From Torbay the two major cities in the county of Devon are also easily accessible, with both Exeter and Plymouth being reachable within a 40 minute drive from most parts of the bay. Both cities have recently modernised shopping areas; Plymouth has the newly built Drake Circus indoor shopping precinct as well as a large city centre shopping area, Exeter has the recently developed area of Princesshay incorporated within its historic city centre.

There are a good number of attractions particularly suitable for children nearby, Crealy Adventure Park just outside Exeter, and Woodlands Theme Park near Dartmouth are perhaps the largest and best known family days out, but there are many other alternatives such as Big Sheep, Combe Martin Wildlife Park, Milky Way Adventure Park, The Donkey Sanctuary, Pennywell Farm, River Dart Adventures and much more.

For culture lovers Plymouth has the Theatre Royal which frequently stages popular and well known shows, and the attached Drum Theatre which stages more innovative and cutting edge work from lesser known and upcoming talent. Nearby to both is Plymouth Pavilions which plays host to a variety of musical, comedy and other shows. Elsewhere Powderham Castle often hosts a number of outdoor musical events during the summer months, there are a number of music festivals held around Devon such as Chagstock, Beautiful Days, Teignmouth Jazz Festival, Lynton & Lynmouth Music Festival, Bideford Folk Festival and the Surf & Music Festival at Croyde.

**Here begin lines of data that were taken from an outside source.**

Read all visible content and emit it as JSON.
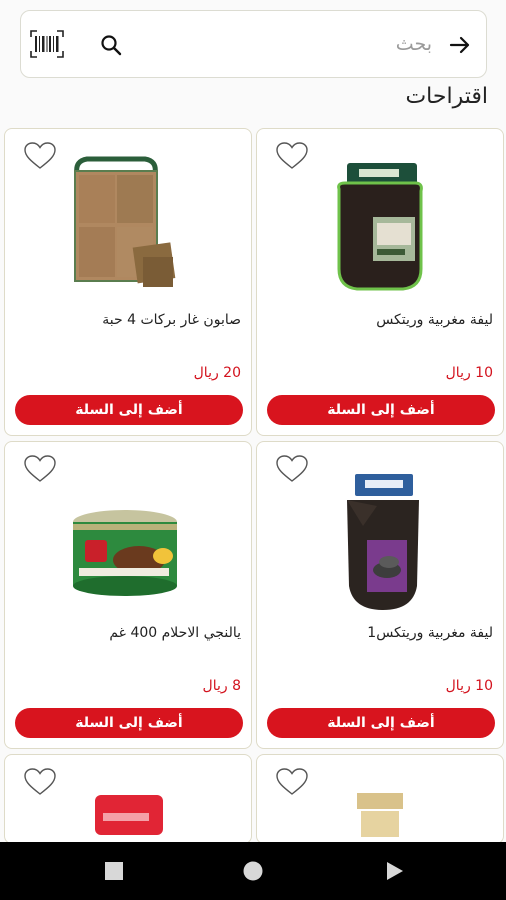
{
  "search": {
    "placeholder": "بحث"
  },
  "section": {
    "title": "اقتراحات"
  },
  "products": [
    {
      "name": "صابون غار بركات 4 حبة",
      "price": "20 ريال",
      "add_label": "أضف إلى السلة"
    },
    {
      "name": "ليفة مغربية وريتكس",
      "price": "10 ريال",
      "add_label": "أضف إلى السلة"
    },
    {
      "name": "يالنجي الاحلام 400 غم",
      "price": "8 ريال",
      "add_label": "أضف إلى السلة"
    },
    {
      "name": "ليفة مغربية وريتكس1",
      "price": "10 ريال",
      "add_label": "أضف إلى السلة"
    }
  ],
  "colors": {
    "accent": "#d8141e",
    "price": "#d3121d",
    "card_border": "#dedbc8"
  },
  "icons": [
    "arrow-right-icon",
    "search-icon",
    "barcode-icon",
    "heart-icon",
    "nav-square-icon",
    "nav-circle-icon",
    "nav-triangle-icon"
  ]
}
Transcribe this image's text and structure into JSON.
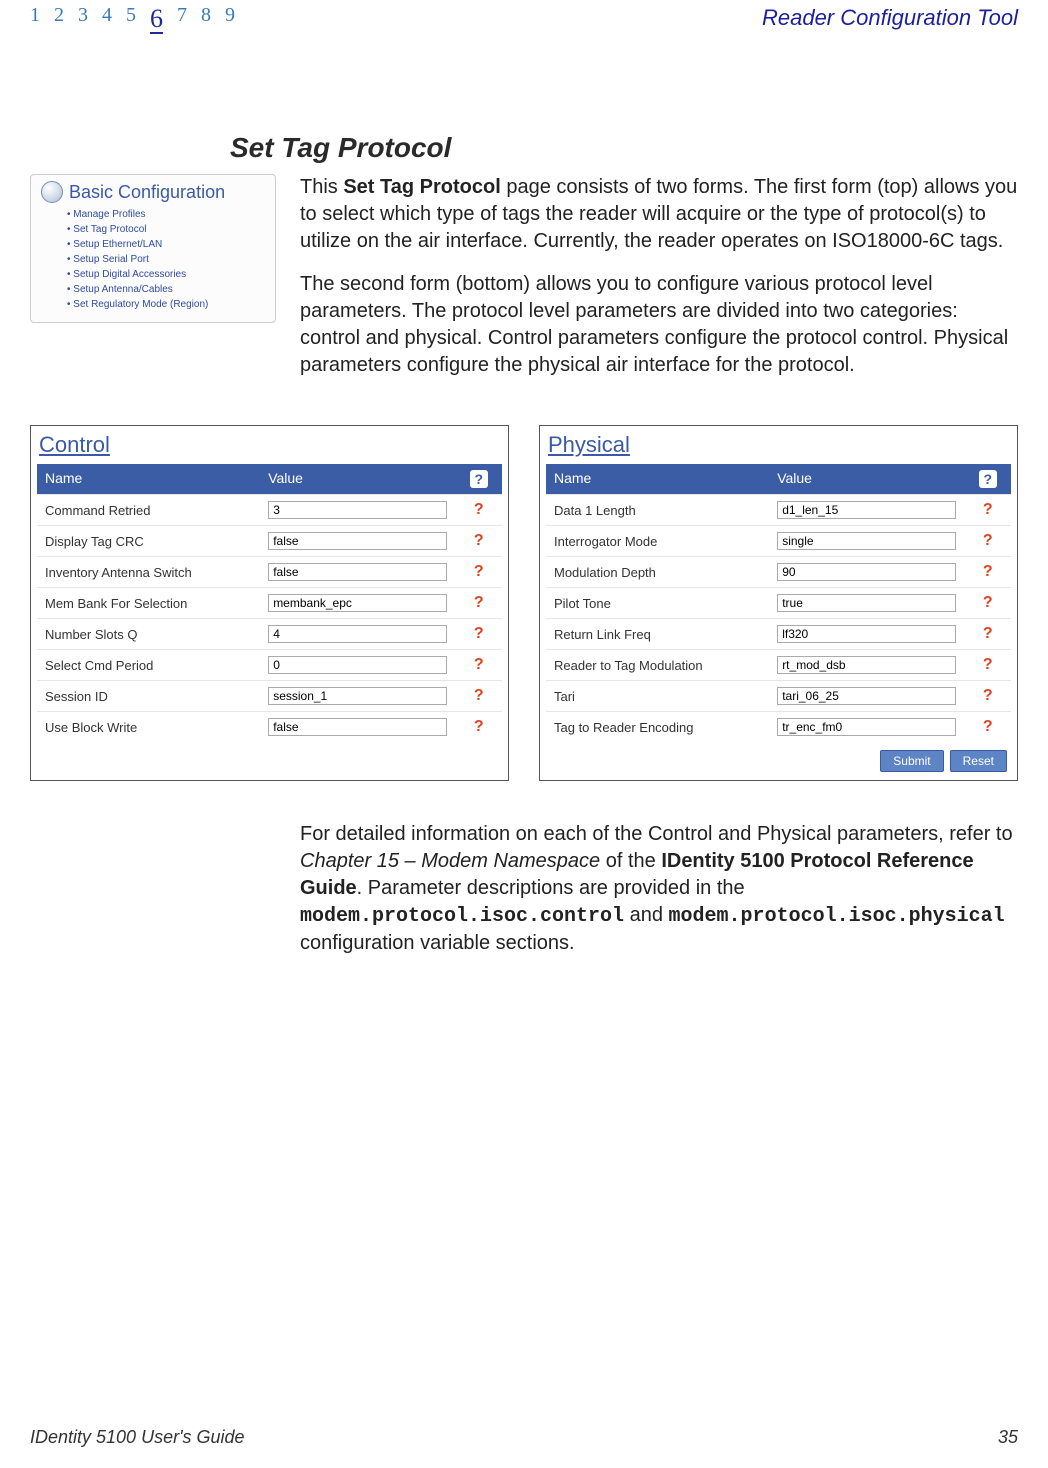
{
  "header": {
    "chapters": [
      "1",
      "2",
      "3",
      "4",
      "5",
      "6",
      "7",
      "8",
      "9"
    ],
    "current_chapter_index": 5,
    "right_title": "Reader Configuration Tool"
  },
  "section_title": "Set Tag Protocol",
  "sidebar": {
    "title": "Basic Configuration",
    "items": [
      "Manage Profiles",
      "Set Tag Protocol",
      "Setup Ethernet/LAN",
      "Setup Serial Port",
      "Setup Digital Accessories",
      "Setup Antenna/Cables",
      "Set Regulatory Mode (Region)"
    ]
  },
  "intro": {
    "p1_a": "This ",
    "p1_strong": "Set Tag Protocol",
    "p1_b": " page consists of two forms. The first form (top) allows you to select which type of tags the reader will acquire or the type of protocol(s) to utilize on the air interface. Currently, the reader operates on ISO18000-6C tags.",
    "p2": "The second form (bottom) allows you to configure various protocol level parameters. The protocol level parameters are divided into two categories: control and physical. Control parameters configure the protocol control. Physical parameters configure the physical air interface for the protocol."
  },
  "control_panel": {
    "title": "Control",
    "head_name": "Name",
    "head_value": "Value",
    "head_help": "?",
    "rows": [
      {
        "name": "Command Retried",
        "value": "3"
      },
      {
        "name": "Display Tag CRC",
        "value": "false"
      },
      {
        "name": "Inventory Antenna Switch",
        "value": "false"
      },
      {
        "name": "Mem Bank For Selection",
        "value": "membank_epc"
      },
      {
        "name": "Number Slots Q",
        "value": "4"
      },
      {
        "name": "Select Cmd Period",
        "value": "0"
      },
      {
        "name": "Session ID",
        "value": "session_1"
      },
      {
        "name": "Use Block Write",
        "value": "false"
      }
    ]
  },
  "physical_panel": {
    "title": "Physical",
    "head_name": "Name",
    "head_value": "Value",
    "head_help": "?",
    "rows": [
      {
        "name": "Data 1 Length",
        "value": "d1_len_15"
      },
      {
        "name": "Interrogator Mode",
        "value": "single"
      },
      {
        "name": "Modulation Depth",
        "value": "90"
      },
      {
        "name": "Pilot Tone",
        "value": "true"
      },
      {
        "name": "Return Link Freq",
        "value": "lf320"
      },
      {
        "name": "Reader to Tag Modulation",
        "value": "rt_mod_dsb"
      },
      {
        "name": "Tari",
        "value": "tari_06_25"
      },
      {
        "name": "Tag to Reader Encoding",
        "value": "tr_enc_fm0"
      }
    ],
    "submit": "Submit",
    "reset": "Reset"
  },
  "bottom_paragraph": {
    "t1": "For detailed information on each of the Control and Physical parameters, refer to ",
    "em": "Chapter 15 – Modem Namespace",
    "t2": " of the ",
    "bold1": "IDentity 5100 Protocol Reference Guide",
    "t3": ".  Parameter descriptions are provided in the ",
    "mono1": "modem.protocol.isoc.control",
    "t4": " and ",
    "mono2": "modem.protocol.isoc.physical",
    "t5": " configuration variable sections."
  },
  "footer": {
    "left": "IDentity 5100 User's Guide",
    "right": "35"
  }
}
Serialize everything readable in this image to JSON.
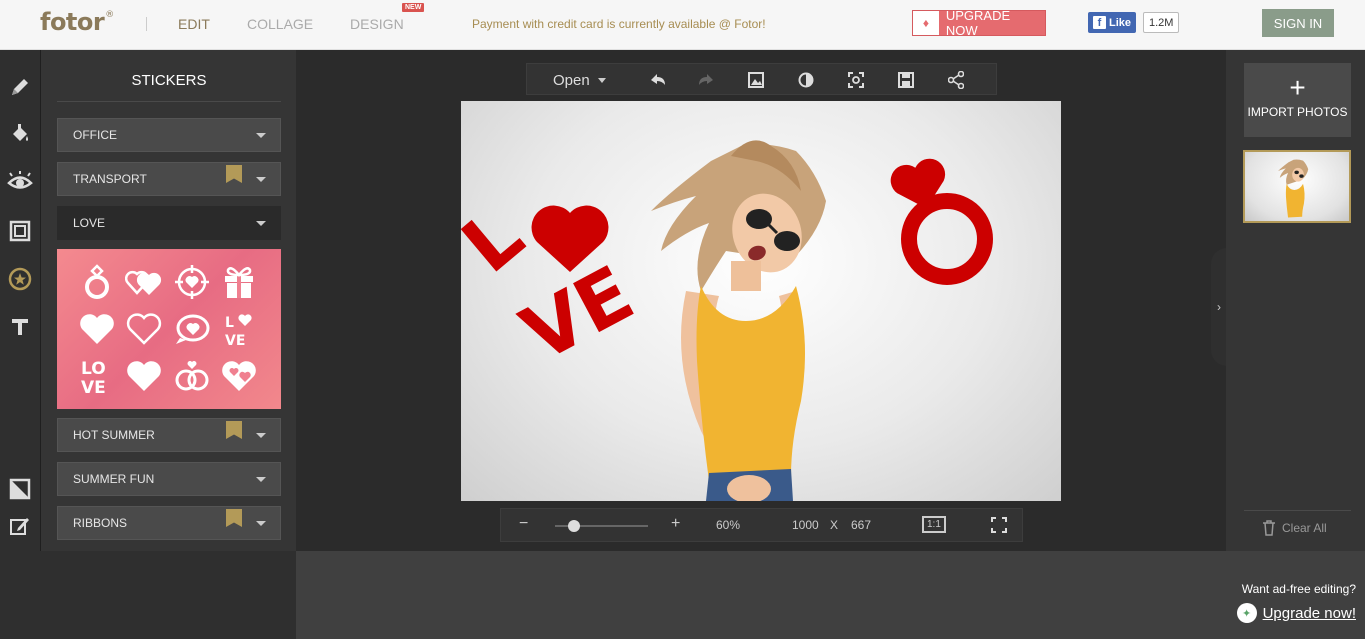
{
  "topbar": {
    "logo": "fotor",
    "logo_mark": "®",
    "nav": [
      "EDIT",
      "COLLAGE",
      "DESIGN"
    ],
    "new_badge": "NEW",
    "promo": "Payment with credit card is currently available @ Fotor!",
    "upgrade_label": "UPGRADE NOW",
    "fb_like": "Like",
    "fb_count": "1.2M",
    "signin": "SIGN IN"
  },
  "left_tools": [
    "pencil-icon",
    "paint-bucket-icon",
    "eye-icon",
    "frame-icon",
    "sticker-icon",
    "text-icon",
    "crop-half-icon",
    "edit-square-icon"
  ],
  "stickers": {
    "title": "STICKERS",
    "categories": [
      {
        "label": "OFFICE",
        "premium": false
      },
      {
        "label": "TRANSPORT",
        "premium": true
      },
      {
        "label": "LOVE",
        "premium": false,
        "open": true
      },
      {
        "label": "HOT SUMMER",
        "premium": true
      },
      {
        "label": "SUMMER FUN",
        "premium": false
      },
      {
        "label": "RIBBONS",
        "premium": true
      }
    ],
    "love_items": [
      "ring",
      "double-heart",
      "target-heart",
      "gift",
      "heart-solid",
      "heart-outline",
      "speech-heart",
      "love-text",
      "love-stacked",
      "heart-solid-2",
      "rings",
      "heart-pattern"
    ],
    "love_text_sticker": "LOVE",
    "love_stacked_lines": [
      "LO",
      "VE"
    ]
  },
  "canvas_toolbar": {
    "open_label": "Open",
    "icons": [
      "undo-icon",
      "redo-icon",
      "image-icon",
      "contrast-icon",
      "focus-icon",
      "save-icon",
      "share-icon"
    ]
  },
  "canvas": {
    "love_text": "LOVE",
    "sticker_color": "#cc0000"
  },
  "bottom_toolbar": {
    "minus": "−",
    "plus": "+",
    "zoom": "60%",
    "zoom_level": 0.2,
    "width": "1000",
    "x_sep": "X",
    "height": "667",
    "ratio_label": "1:1"
  },
  "right_panel": {
    "import_plus": "+",
    "import_label": "IMPORT PHOTOS",
    "clear_all": "Clear All",
    "collapse_glyph": "›"
  },
  "ad": {
    "question": "Want ad-free editing?",
    "link": "Upgrade now!"
  }
}
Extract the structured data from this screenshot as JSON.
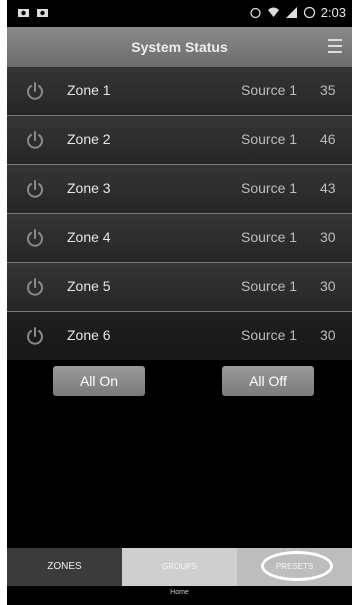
{
  "status_bar": {
    "time": "2:03"
  },
  "header": {
    "title": "System Status"
  },
  "zones": [
    {
      "name": "Zone 1",
      "source": "Source 1",
      "volume": "35"
    },
    {
      "name": "Zone 2",
      "source": "Source 1",
      "volume": "46"
    },
    {
      "name": "Zone 3",
      "source": "Source 1",
      "volume": "43"
    },
    {
      "name": "Zone 4",
      "source": "Source 1",
      "volume": "30"
    },
    {
      "name": "Zone 5",
      "source": "Source 1",
      "volume": "30"
    },
    {
      "name": "Zone 6",
      "source": "Source 1",
      "volume": "30"
    }
  ],
  "actions": {
    "all_on": "All On",
    "all_off": "All Off"
  },
  "tabs": [
    {
      "label": "ZONES"
    },
    {
      "label": "GROUPS"
    },
    {
      "label": "PRESETS"
    }
  ],
  "home_label": "Home"
}
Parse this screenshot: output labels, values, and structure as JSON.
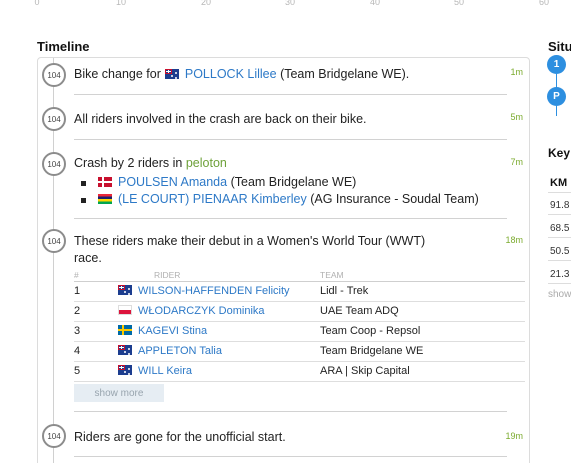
{
  "scale_ticks": [
    "0",
    "10",
    "20",
    "30",
    "40",
    "50",
    "60"
  ],
  "timeline": {
    "title": "Timeline",
    "entries": [
      {
        "km": "104",
        "time": "1m",
        "prefix": "Bike change for",
        "rider": "POLLOCK Lillee",
        "suffix": "(Team Bridgelane WE).",
        "flag": "AU"
      },
      {
        "km": "104",
        "time": "5m",
        "text": "All riders involved in the crash are back on their bike."
      },
      {
        "km": "104",
        "time": "7m",
        "prefix": "Crash by 2 riders in",
        "group": "peloton",
        "riders": [
          {
            "flag": "DK",
            "name": "POULSEN Amanda",
            "team": "(Team Bridgelane WE)"
          },
          {
            "flag": "MU",
            "name": "(LE COURT) PIENAAR Kimberley",
            "team": "(AG Insurance - Soudal Team)"
          }
        ]
      },
      {
        "km": "104",
        "time": "18m",
        "text_line1": "These riders make their debut in a Women's World Tour (WWT)",
        "text_line2": "race.",
        "table": {
          "headers": {
            "rank": "#",
            "rider": "RIDER",
            "team": "TEAM"
          },
          "rows": [
            {
              "rank": "1",
              "flag": "AU",
              "rider": "WILSON-HAFFENDEN Felicity",
              "team": "Lidl - Trek"
            },
            {
              "rank": "2",
              "flag": "PL",
              "rider": "WŁODARCZYK Dominika",
              "team": "UAE Team ADQ"
            },
            {
              "rank": "3",
              "flag": "SE",
              "rider": "KAGEVI Stina",
              "team": "Team Coop - Repsol"
            },
            {
              "rank": "4",
              "flag": "AU",
              "rider": "APPLETON Talia",
              "team": "Team Bridgelane WE"
            },
            {
              "rank": "5",
              "flag": "AU",
              "rider": "WILL Keira",
              "team": "ARA | Skip Capital"
            }
          ]
        },
        "show_more": "show more"
      },
      {
        "km": "104",
        "time": "19m",
        "text": "Riders are gone for the unofficial start."
      }
    ]
  },
  "sidebar": {
    "title_partial": "Situ",
    "markers": [
      "1",
      "P"
    ],
    "keys_title_partial": "Key",
    "km_header": "KM",
    "km_values": [
      "91.8",
      "68.5",
      "50.5",
      "21.3"
    ],
    "more_partial": "show"
  },
  "colors": {
    "link": "#2d79c7",
    "time": "#7cab2f",
    "peloton": "#6ea13a",
    "marker": "#2d8fe0"
  }
}
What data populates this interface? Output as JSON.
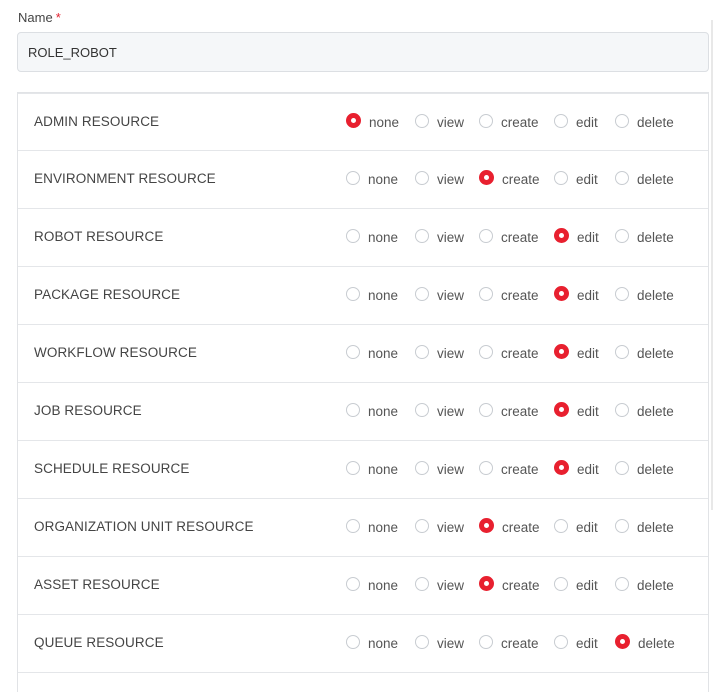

"I will definitely use them in the future, should the need arise, and have no hesitation in recommending them to friends. 10/10"